What this task involves -
From the entries below, return every line that includes the word "date".

Dataset excerpts -
___

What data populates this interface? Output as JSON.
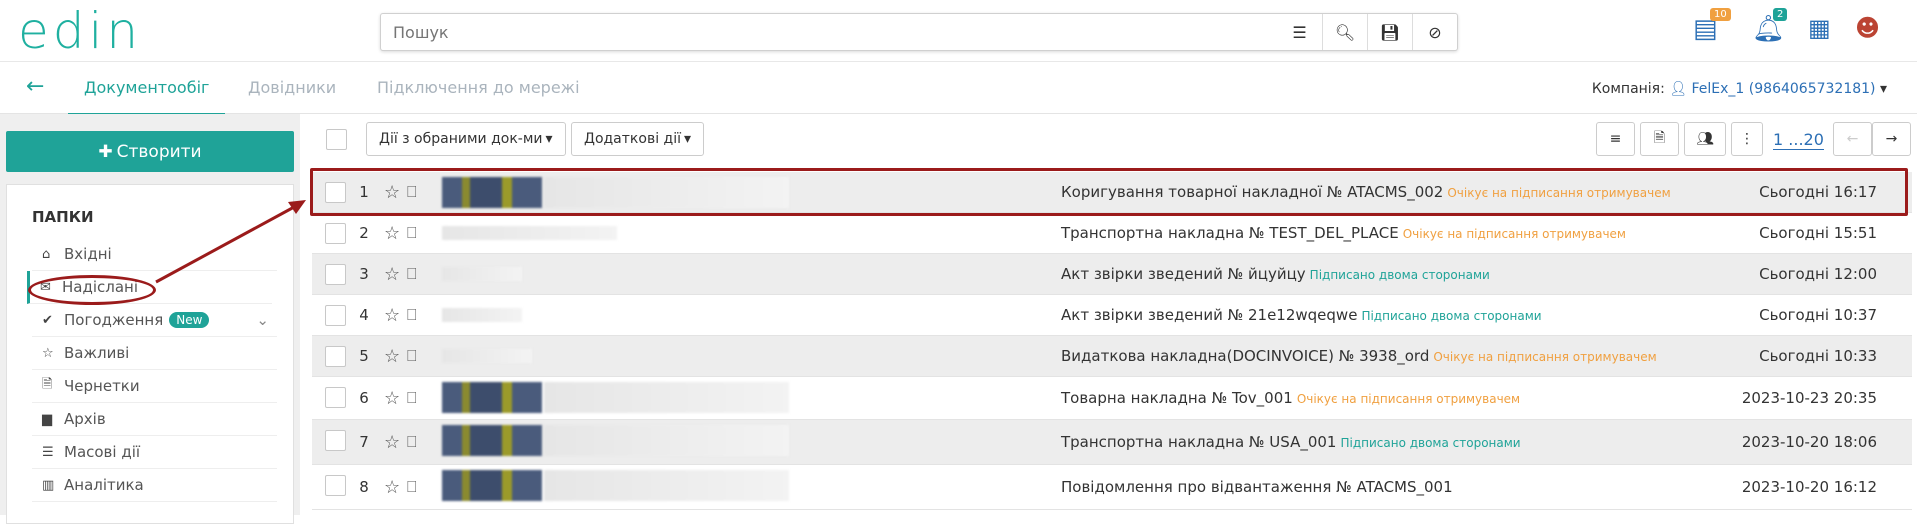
{
  "logo": "edin",
  "search": {
    "placeholder": "Пошук",
    "icons": [
      "sliders-icon",
      "search-icon",
      "save-icon",
      "clear-icon"
    ]
  },
  "header": {
    "badge_docs": "10",
    "badge_bell": "2",
    "colors": {
      "accent": "#1fa398",
      "link": "#2c6fb5",
      "badge_orange": "#f0a040",
      "badge_green": "#1fa398"
    }
  },
  "nav": {
    "back_icon": "arrow-left-icon",
    "tabs": [
      "Документообіг",
      "Довідники",
      "Підключення до мережі"
    ],
    "company_label": "Компанія:",
    "company_value": "FelEx_1 (9864065732181)"
  },
  "sidebar": {
    "create_label": "Створити",
    "folders_title": "ПАПКИ",
    "items": [
      {
        "label": "Вхідні",
        "icon": "inbox-icon"
      },
      {
        "label": "Надіслані",
        "icon": "envelope-icon"
      },
      {
        "label": "Погодження",
        "icon": "check-icon",
        "badge": "New"
      },
      {
        "label": "Важливі",
        "icon": "star-icon"
      },
      {
        "label": "Чернетки",
        "icon": "draft-icon"
      },
      {
        "label": "Архів",
        "icon": "archive-icon"
      },
      {
        "label": "Масові дії",
        "icon": "list-icon"
      },
      {
        "label": "Аналітика",
        "icon": "chart-icon"
      }
    ]
  },
  "toolbar": {
    "selected_actions": "Дії з обраними док-ми",
    "extra_actions": "Додаткові дії",
    "pagination": "1 ...20"
  },
  "rows": [
    {
      "n": "1",
      "doc": "Коригування товарної накладної № ATACMS_002",
      "status": "Очікує на підписання отримувачем",
      "status_type": "wait",
      "date": "Сьогодні 16:17"
    },
    {
      "n": "2",
      "doc": "Транспортна накладна № TEST_DEL_PLACE",
      "status": "Очікує на підписання отримувачем",
      "status_type": "wait",
      "date": "Сьогодні 15:51"
    },
    {
      "n": "3",
      "doc": "Акт звірки зведений № йцуйцу",
      "status": "Підписано двома сторонами",
      "status_type": "ok",
      "date": "Сьогодні 12:00"
    },
    {
      "n": "4",
      "doc": "Акт звірки зведений № 21e12wqeqwe",
      "status": "Підписано двома сторонами",
      "status_type": "ok",
      "date": "Сьогодні 10:37"
    },
    {
      "n": "5",
      "doc": "Видаткова накладна(DOCINVOICE) № 3938_ord",
      "status": "Очікує на підписання отримувачем",
      "status_type": "wait",
      "date": "Сьогодні 10:33"
    },
    {
      "n": "6",
      "doc": "Товарна накладна № Tov_001",
      "status": "Очікує на підписання отримувачем",
      "status_type": "wait",
      "date": "2023-10-23 20:35"
    },
    {
      "n": "7",
      "doc": "Транспортна накладна № USA_001",
      "status": "Підписано двома сторонами",
      "status_type": "ok",
      "date": "2023-10-20 18:06"
    },
    {
      "n": "8",
      "doc": "Повідомлення про відвантаження № ATACMS_001",
      "status": "",
      "status_type": "none",
      "date": "2023-10-20 16:12"
    }
  ]
}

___

Response area -
      "date": "Сьогодні 16:17"
      "date": "Сьогодні 15:51"
      "date": "Сьогодні 12:00"
      "date": "Сьогодні 10:37"
      "date": "Сьогодні 10:33"
      "date": "2023-10-23 20:35"
      "date": "2023-10-20 18:06"
      "date": "2023-10-20 16:12"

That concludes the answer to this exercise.